Though the American media is not without its own complement of boobs and miscreants, the contrast to British journalism has only grown in the past decade. In an article for Britain's New Statesman in 1998, Nick Cohen noted that the British media's "obsession with personalities, opinion, light features and lifestyle pieces" was "killing the art of reporting." Young journalists, he lamented, were no longer required by union rules to serve a three-year apprenticeship at local papers where they might learn about government or the law; instead, they could ascend to the national papers straight from college, where they would learn that the quickest way "to get ahead" was to get a column. "Locally and nationally news reporting is dying," he concluded.
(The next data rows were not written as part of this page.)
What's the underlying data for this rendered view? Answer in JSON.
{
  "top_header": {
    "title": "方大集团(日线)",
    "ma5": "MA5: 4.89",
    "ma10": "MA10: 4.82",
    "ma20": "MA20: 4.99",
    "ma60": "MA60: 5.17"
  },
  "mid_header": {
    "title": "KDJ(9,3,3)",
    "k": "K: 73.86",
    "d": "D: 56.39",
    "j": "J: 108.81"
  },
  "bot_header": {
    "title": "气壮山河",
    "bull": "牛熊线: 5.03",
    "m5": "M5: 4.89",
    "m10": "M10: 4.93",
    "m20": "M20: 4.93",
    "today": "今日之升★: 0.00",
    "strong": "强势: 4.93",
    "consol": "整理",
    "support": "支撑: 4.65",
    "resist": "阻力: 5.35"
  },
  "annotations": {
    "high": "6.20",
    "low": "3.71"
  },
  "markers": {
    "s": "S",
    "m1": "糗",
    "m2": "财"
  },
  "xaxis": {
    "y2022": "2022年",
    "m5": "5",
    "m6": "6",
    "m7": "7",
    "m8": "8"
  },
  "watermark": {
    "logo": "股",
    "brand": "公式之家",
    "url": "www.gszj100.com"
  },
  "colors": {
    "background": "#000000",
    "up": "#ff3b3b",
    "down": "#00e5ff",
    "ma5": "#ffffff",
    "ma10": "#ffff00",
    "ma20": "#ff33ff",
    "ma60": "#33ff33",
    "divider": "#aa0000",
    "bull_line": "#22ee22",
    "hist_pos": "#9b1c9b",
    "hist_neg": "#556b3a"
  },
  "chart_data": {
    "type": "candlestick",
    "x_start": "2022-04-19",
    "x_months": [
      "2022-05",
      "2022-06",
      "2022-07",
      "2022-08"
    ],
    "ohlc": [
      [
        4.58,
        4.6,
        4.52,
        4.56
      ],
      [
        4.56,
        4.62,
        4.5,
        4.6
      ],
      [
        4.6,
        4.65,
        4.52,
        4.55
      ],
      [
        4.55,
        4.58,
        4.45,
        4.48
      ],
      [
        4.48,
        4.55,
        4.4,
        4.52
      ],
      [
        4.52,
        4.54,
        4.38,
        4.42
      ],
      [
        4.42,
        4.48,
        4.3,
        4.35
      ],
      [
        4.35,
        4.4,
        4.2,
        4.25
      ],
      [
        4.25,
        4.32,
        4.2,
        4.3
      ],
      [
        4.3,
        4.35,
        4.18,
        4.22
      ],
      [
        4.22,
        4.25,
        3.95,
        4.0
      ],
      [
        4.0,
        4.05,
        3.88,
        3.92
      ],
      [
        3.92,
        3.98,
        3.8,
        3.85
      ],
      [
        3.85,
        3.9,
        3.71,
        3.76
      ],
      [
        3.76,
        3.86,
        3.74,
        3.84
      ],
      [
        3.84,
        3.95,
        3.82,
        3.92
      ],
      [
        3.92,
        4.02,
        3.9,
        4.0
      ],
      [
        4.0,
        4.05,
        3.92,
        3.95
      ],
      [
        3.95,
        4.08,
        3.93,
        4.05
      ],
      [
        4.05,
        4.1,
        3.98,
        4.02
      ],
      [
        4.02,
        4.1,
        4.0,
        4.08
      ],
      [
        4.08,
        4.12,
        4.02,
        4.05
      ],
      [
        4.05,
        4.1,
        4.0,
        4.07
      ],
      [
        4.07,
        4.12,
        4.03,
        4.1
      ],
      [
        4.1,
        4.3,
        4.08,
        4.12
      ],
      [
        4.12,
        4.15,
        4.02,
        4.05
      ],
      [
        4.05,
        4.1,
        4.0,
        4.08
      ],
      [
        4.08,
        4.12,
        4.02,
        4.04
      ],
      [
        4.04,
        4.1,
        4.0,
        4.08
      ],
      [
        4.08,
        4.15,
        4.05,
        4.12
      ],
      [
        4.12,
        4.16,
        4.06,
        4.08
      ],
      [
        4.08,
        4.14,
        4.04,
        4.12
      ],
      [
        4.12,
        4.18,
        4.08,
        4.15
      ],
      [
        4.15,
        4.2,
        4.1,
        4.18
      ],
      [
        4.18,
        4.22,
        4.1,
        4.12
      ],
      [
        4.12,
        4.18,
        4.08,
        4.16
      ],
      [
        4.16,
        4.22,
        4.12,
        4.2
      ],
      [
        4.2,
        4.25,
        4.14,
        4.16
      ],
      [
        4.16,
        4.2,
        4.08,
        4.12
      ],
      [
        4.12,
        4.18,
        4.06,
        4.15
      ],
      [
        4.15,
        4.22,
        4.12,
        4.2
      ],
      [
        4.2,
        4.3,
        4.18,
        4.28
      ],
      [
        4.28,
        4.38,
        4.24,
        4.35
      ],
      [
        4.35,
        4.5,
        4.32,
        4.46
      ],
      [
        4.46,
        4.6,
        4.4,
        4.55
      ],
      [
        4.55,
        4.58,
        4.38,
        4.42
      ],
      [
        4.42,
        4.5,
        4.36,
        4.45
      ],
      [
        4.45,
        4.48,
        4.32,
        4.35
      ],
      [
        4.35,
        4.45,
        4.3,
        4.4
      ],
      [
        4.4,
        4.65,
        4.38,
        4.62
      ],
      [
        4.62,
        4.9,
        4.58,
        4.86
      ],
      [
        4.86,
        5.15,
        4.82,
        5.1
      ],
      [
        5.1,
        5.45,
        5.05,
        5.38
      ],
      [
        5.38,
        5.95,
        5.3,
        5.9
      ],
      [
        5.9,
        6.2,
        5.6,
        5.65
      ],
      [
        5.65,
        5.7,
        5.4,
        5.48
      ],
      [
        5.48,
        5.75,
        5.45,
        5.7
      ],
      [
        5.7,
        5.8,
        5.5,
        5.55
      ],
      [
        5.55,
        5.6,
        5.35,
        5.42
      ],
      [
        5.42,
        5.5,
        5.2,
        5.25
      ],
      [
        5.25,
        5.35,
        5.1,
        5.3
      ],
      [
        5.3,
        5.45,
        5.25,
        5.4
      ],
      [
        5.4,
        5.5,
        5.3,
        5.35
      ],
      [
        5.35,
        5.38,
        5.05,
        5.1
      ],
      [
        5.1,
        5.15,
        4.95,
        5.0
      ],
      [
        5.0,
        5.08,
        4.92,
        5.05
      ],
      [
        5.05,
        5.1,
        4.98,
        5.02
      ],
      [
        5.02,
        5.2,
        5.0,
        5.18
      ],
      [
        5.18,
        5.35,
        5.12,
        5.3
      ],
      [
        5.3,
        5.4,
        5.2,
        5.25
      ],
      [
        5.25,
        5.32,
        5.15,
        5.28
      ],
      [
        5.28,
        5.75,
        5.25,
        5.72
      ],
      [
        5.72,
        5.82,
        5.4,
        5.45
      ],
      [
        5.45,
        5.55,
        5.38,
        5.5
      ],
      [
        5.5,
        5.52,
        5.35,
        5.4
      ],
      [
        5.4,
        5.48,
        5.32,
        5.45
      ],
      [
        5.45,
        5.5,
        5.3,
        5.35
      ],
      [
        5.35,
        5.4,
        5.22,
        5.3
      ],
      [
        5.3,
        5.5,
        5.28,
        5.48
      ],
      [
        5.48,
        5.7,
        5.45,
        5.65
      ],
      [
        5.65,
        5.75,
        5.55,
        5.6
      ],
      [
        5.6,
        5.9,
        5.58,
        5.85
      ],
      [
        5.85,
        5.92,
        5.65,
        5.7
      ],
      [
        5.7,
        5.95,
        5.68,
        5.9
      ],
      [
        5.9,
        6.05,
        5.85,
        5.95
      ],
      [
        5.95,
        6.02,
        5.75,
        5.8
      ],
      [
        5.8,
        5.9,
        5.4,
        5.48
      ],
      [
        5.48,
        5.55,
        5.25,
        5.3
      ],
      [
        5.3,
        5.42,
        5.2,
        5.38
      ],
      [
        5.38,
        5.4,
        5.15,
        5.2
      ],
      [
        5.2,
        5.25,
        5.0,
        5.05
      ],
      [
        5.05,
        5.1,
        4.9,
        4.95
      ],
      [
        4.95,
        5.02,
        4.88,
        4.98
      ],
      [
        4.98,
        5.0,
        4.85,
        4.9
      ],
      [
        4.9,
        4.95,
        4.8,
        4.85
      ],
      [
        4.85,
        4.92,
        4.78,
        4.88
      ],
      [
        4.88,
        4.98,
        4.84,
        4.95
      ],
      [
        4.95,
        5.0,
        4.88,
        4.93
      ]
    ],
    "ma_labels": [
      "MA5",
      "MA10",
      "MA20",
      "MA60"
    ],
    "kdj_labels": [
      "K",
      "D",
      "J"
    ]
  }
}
The view is shared by other British journalists. Michael Elliott, former Washington bureau chief for the Economist and now an editor at large for Time magazine, said in a talk at Columbia University in 1998 that for all the great writing in British newspapers, he had little confidence he was reading much in the way of reporting.
The problem is primarily economic. Britain is the most competitive news market in the world, and news reporting -- especially international reporting -- is pretty darned expensive compared to columns about the travails of gaining or losing weight (step forward "Bridget Jones's Diary"). "Executives did sums," wrote former Independent Sunday editor Ian Jack in his 1998 introduction to "The Granta Book of Reportage." And their cost-benefit analysis was ultimately driven by what Jack called "the specter of the reader's boredom, the viewer's lassitude."
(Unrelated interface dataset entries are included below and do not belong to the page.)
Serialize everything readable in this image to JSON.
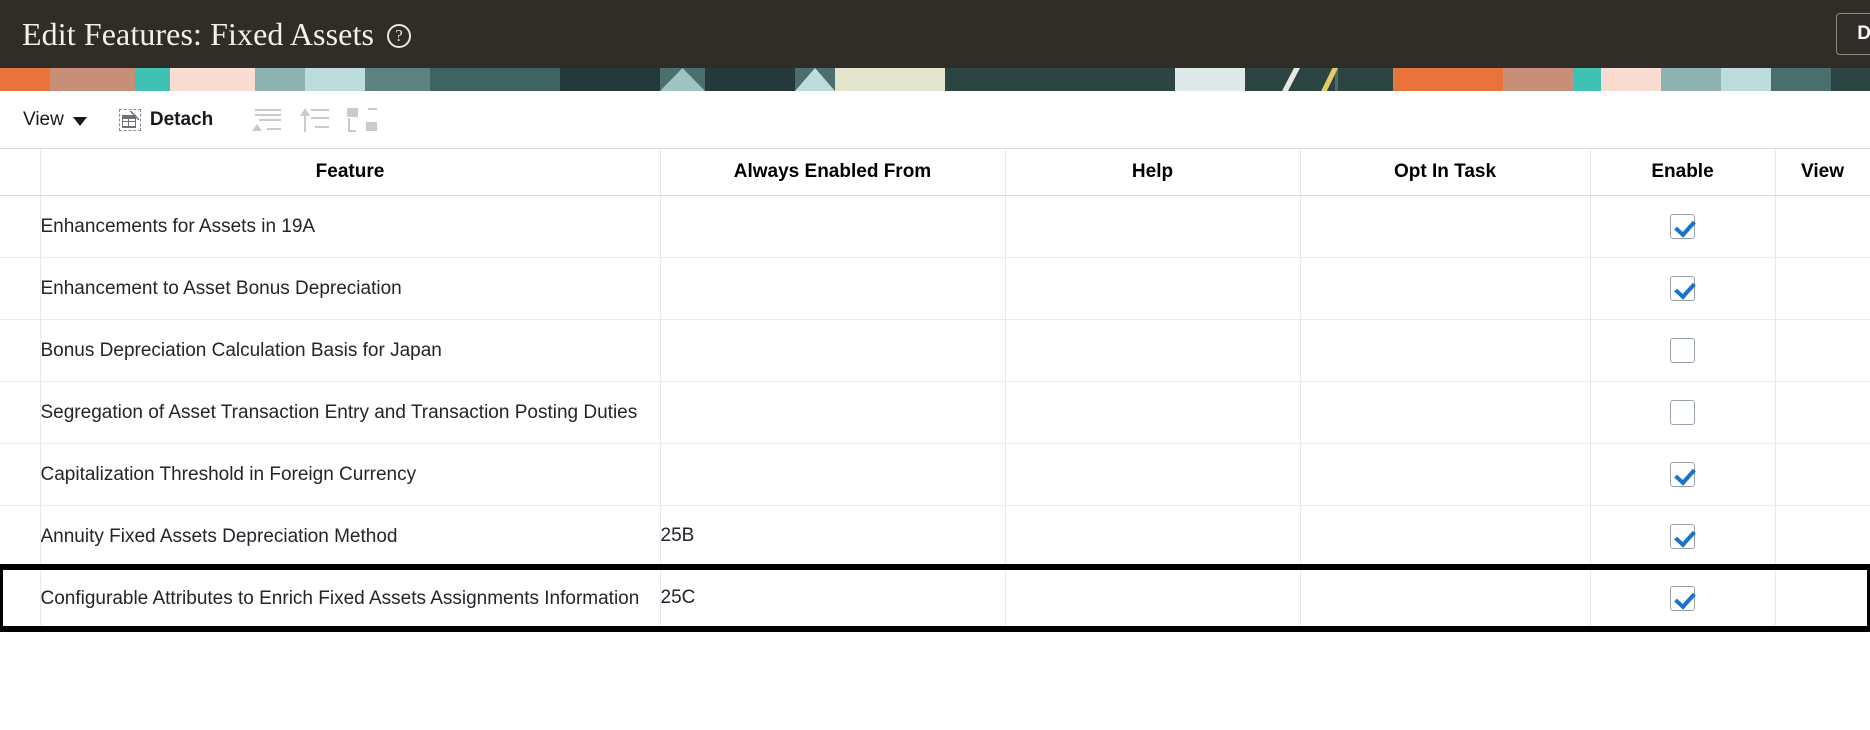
{
  "header": {
    "title": "Edit Features: Fixed Assets",
    "help_icon": "help-circle-icon",
    "done_label": "D",
    "background_color": "#302c28"
  },
  "toolbar": {
    "view_label": "View",
    "view_caret": "chevron-down-icon",
    "detach_label": "Detach",
    "detach_icon": "detach-icon",
    "icons": [
      {
        "name": "collapse-all-icon",
        "enabled": false
      },
      {
        "name": "expand-all-icon",
        "enabled": false
      },
      {
        "name": "tree-hierarchy-icon",
        "enabled": false
      }
    ]
  },
  "table": {
    "columns": [
      {
        "key": "feature",
        "label": "Feature"
      },
      {
        "key": "always_enabled_from",
        "label": "Always Enabled From"
      },
      {
        "key": "help",
        "label": "Help"
      },
      {
        "key": "opt_in_task",
        "label": "Opt In Task"
      },
      {
        "key": "enable",
        "label": "Enable"
      },
      {
        "key": "view",
        "label": "View"
      }
    ],
    "rows": [
      {
        "feature": "Enhancements for Assets in 19A",
        "always_enabled_from": "",
        "enable_checked": true,
        "highlighted": false,
        "wraps": false
      },
      {
        "feature": "Enhancement to Asset Bonus Depreciation",
        "always_enabled_from": "",
        "enable_checked": true,
        "highlighted": false,
        "wraps": false
      },
      {
        "feature": "Bonus Depreciation Calculation Basis for Japan",
        "always_enabled_from": "",
        "enable_checked": false,
        "highlighted": false,
        "wraps": false
      },
      {
        "feature": "Segregation of Asset Transaction Entry and Transaction Posting Duties",
        "always_enabled_from": "",
        "enable_checked": false,
        "highlighted": false,
        "wraps": true
      },
      {
        "feature": "Capitalization Threshold in Foreign Currency",
        "always_enabled_from": "",
        "enable_checked": true,
        "highlighted": false,
        "wraps": false
      },
      {
        "feature": "Annuity Fixed Assets Depreciation Method",
        "always_enabled_from": "25B",
        "enable_checked": true,
        "highlighted": false,
        "wraps": false
      },
      {
        "feature": "Configurable Attributes to Enrich Fixed Assets Assignments Information",
        "always_enabled_from": "25C",
        "enable_checked": true,
        "highlighted": true,
        "wraps": true
      }
    ]
  },
  "banner": {
    "colors": [
      "#e8743b",
      "#c78f78",
      "#3fc2b4",
      "#fbdcd2",
      "#8fb3b3",
      "#bfdcdc",
      "#3f6361",
      "#2d4542",
      "#e2e4cd",
      "#4a6f6d",
      "#e8c96a"
    ]
  }
}
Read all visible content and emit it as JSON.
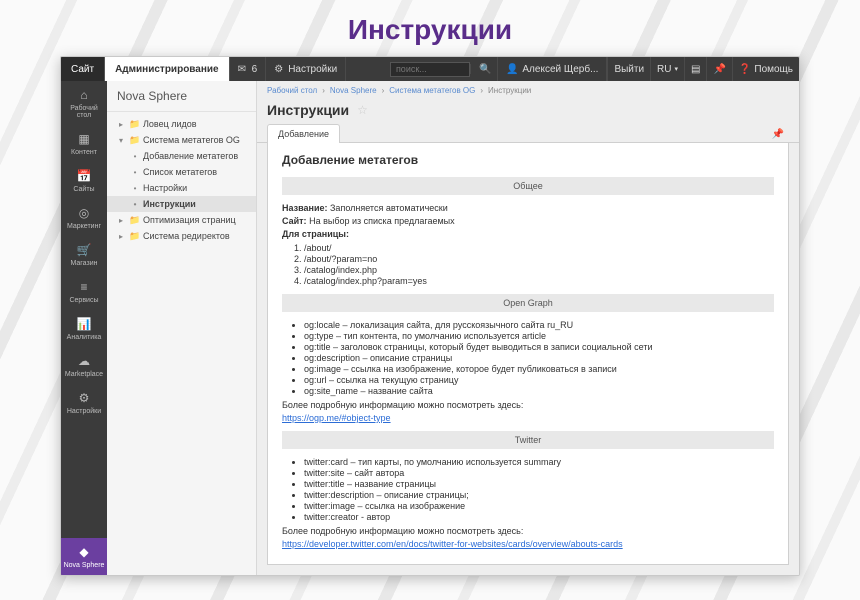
{
  "hero": "Инструкции",
  "topbar": {
    "site": "Сайт",
    "admin": "Администрирование",
    "notif_count": "6",
    "settings": "Настройки",
    "search_ph": "поиск...",
    "user": "Алексей Щерб...",
    "exit": "Выйти",
    "lang": "RU",
    "help": "Помощь"
  },
  "rail": {
    "items": [
      {
        "label": "Рабочий стол"
      },
      {
        "label": "Контент"
      },
      {
        "label": "Сайты"
      },
      {
        "label": "Маркетинг"
      },
      {
        "label": "Магазин"
      },
      {
        "label": "Сервисы"
      },
      {
        "label": "Аналитика"
      },
      {
        "label": "Marketplace"
      },
      {
        "label": "Настройки"
      },
      {
        "label": "Nova Sphere"
      }
    ]
  },
  "side": {
    "title": "Nova Sphere",
    "nodes": [
      {
        "label": "Ловец лидов"
      },
      {
        "label": "Система метатегов OG"
      },
      {
        "label": "Добавление метатегов",
        "child": true
      },
      {
        "label": "Список метатегов",
        "child": true
      },
      {
        "label": "Настройки",
        "child": true
      },
      {
        "label": "Инструкции",
        "child": true,
        "sel": true
      },
      {
        "label": "Оптимизация страниц"
      },
      {
        "label": "Система редиректов"
      }
    ]
  },
  "crumbs": [
    "Рабочий стол",
    "Nova Sphere",
    "Система метатегов OG",
    "Инструкции"
  ],
  "page_title": "Инструкции",
  "tab": "Добавление",
  "content": {
    "h2": "Добавление метатегов",
    "sec_general": "Общее",
    "name_lbl": "Название:",
    "name_val": "Заполняется автоматически",
    "site_lbl": "Сайт:",
    "site_val": "На выбор из списка предлагаемых",
    "page_lbl": "Для страницы:",
    "page_list": [
      "/about/",
      "/about/?param=no",
      "/catalog/index.php",
      "/catalog/index.php?param=yes"
    ],
    "sec_og": "Open Graph",
    "og_list": [
      "og:locale – локализация сайта, для русскоязычного сайта ru_RU",
      "og:type – тип контента, по умолчанию используется article",
      "og:title – заголовок страницы, который будет выводиться в записи социальной сети",
      "og:description – описание страницы",
      "og:image – ссылка на изображение, которое будет публиковаться в записи",
      "og:url – ссылка на текущую страницу",
      "og:site_name – название сайта"
    ],
    "og_more": "Более подробную информацию можно посмотреть здесь:",
    "og_link": "https://ogp.me/#object-type",
    "sec_tw": "Twitter",
    "tw_list": [
      "twitter:card – тип карты, по умолчанию используется summary",
      "twitter:site – сайт автора",
      "twitter:title – название страницы",
      "twitter:description – описание страницы;",
      "twitter:image – ссылка на изображение",
      "twitter:creator - автор"
    ],
    "tw_more": "Более подробную информацию можно посмотреть здесь:",
    "tw_link": "https://developer.twitter.com/en/docs/twitter-for-websites/cards/overview/abouts-cards"
  }
}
"'Stories are important because they sell newspapers; therefore they will be bought, stolen, distorted, spun, sentimentalized, over-dramatized and should all else fail invented to woo a public which has 10 national dailies to choose from, and another nine on a Sunday," he wrote. Only the Financial Times has kept faith with the kind of straight reporting that gave the New York Times its chill authority. Otherwise, Britain has succumbed to a media culture that "places a high premium on excitement, controversy and sentimentality, in which information takes second place to the opinions it arouses." Even the BBC has suffered, according to a critical Atlantic Monthly assessment by Geoffrey Wheatcroft, who argued that a decade of bad management and a fragmented British television market have contributed to a decline in standards and resources.
Perhaps the most illuminating criticism of the new wave of online Anglophiles comes in the form of praise for American news values by Guardian reporter Gary Younge. In 1996, he wrote in glowing terms about the volume of reporting he was required to do and the level of editing he was subjected to during a three-month exchange program at the Washington Post. At first it was a "culture shock," he wrote, especially "for a British journalist reared on the staple diet of 'Don't let the facts get in the way of a good story.'" But "when your piece was finished, you felt you had produced the definitive work on the subject."
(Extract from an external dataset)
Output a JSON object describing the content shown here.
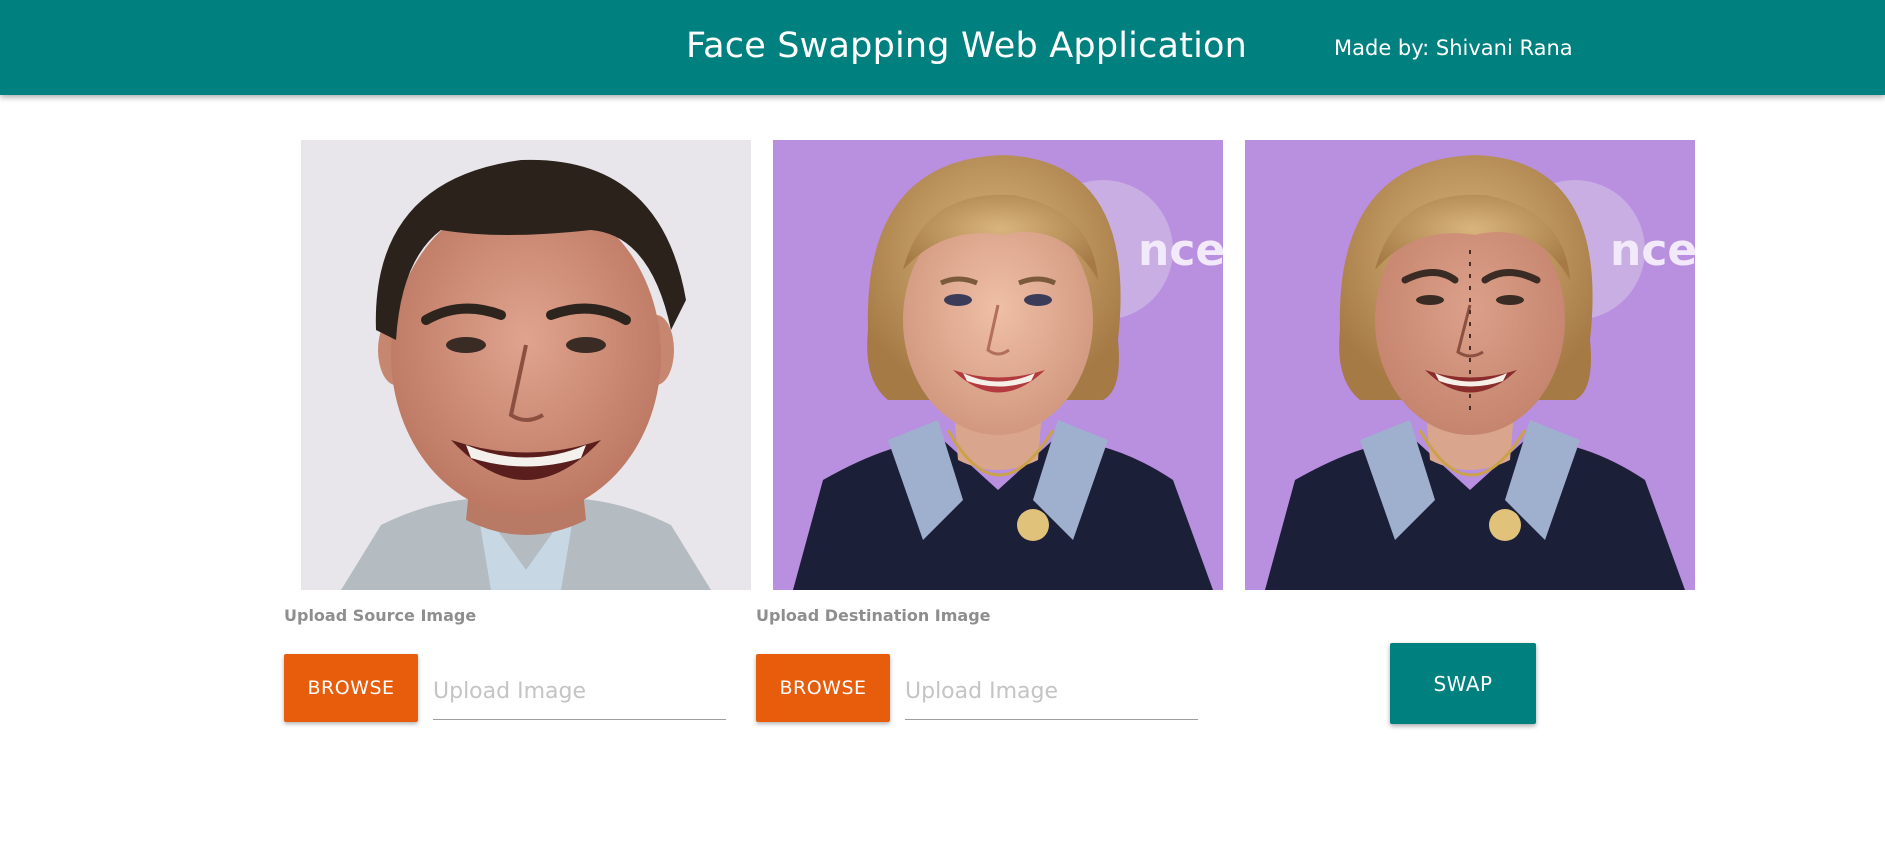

Journalism, by definition, is not definitive; it can only be a rough draft of history. Nevertheless, some drafts are more thorough than others. As Younge told Guardian readers in Britain, "thoroughness is American journalism's stock in trade and sometimes, clearly, they can be overzealous, but anyone looking to use this as an example of the superiority of the British journalistic tradition should turn the page now."